Every line of the entries with the word "精品大陆优化BGP" in it should be shown.

GIVEN DATA |
• • • • •
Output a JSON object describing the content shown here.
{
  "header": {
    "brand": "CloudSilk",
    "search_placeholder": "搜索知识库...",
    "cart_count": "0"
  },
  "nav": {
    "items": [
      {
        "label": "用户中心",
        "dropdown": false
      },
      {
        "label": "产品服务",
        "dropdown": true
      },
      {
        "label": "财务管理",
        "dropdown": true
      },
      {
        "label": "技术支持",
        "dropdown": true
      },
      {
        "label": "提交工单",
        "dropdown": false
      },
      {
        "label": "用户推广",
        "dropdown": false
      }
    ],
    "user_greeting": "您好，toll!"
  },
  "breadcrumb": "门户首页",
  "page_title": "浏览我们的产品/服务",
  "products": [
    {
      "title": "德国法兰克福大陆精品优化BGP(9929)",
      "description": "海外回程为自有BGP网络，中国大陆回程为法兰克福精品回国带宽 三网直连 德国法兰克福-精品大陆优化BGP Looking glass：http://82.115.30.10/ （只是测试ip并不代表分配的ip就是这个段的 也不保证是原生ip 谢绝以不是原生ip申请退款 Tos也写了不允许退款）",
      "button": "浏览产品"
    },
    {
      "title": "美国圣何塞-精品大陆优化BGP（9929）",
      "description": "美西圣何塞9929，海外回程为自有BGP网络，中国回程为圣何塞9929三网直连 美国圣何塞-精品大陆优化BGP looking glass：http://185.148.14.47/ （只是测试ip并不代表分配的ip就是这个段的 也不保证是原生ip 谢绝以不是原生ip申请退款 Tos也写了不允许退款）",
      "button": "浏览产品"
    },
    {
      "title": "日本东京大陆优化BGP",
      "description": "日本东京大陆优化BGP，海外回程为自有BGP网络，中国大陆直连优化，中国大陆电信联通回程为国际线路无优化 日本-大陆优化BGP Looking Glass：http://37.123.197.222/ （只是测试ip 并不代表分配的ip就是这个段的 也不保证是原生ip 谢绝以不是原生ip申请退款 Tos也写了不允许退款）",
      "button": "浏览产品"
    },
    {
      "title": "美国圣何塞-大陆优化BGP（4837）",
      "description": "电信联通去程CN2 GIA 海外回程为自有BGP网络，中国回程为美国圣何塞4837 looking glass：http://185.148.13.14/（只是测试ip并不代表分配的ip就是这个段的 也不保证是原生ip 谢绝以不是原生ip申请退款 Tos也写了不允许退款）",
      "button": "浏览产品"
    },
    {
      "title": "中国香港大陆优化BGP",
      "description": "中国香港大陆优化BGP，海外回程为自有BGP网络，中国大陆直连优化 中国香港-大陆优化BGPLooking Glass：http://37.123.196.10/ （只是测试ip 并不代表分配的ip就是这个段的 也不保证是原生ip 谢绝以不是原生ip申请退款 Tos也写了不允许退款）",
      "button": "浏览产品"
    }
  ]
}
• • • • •
RESPONSE TO THE EXERCISE |
      "description": "海外回程为自有BGP网络，中国大陆回程为法兰克福精品回国带宽 三网直连 德国法兰克福-精品大陆优化BGP Looking glass：http://82.115.30.10/ （只是测试ip并不代表分配的ip就是这个段的 也不保证是原生ip 谢绝以不是原生ip申请退款 Tos也写了不允许退款）",
      "title": "美国圣何塞-精品大陆优化BGP（9929）",
      "description": "美西圣何塞9929，海外回程为自有BGP网络，中国回程为圣何塞9929三网直连 美国圣何塞-精品大陆优化BGP looking glass：http://185.148.14.47/ （只是测试ip并不代表分配的ip就是这个段的 也不保证是原生ip 谢绝以不是原生ip申请退款 Tos也写了不允许退款）",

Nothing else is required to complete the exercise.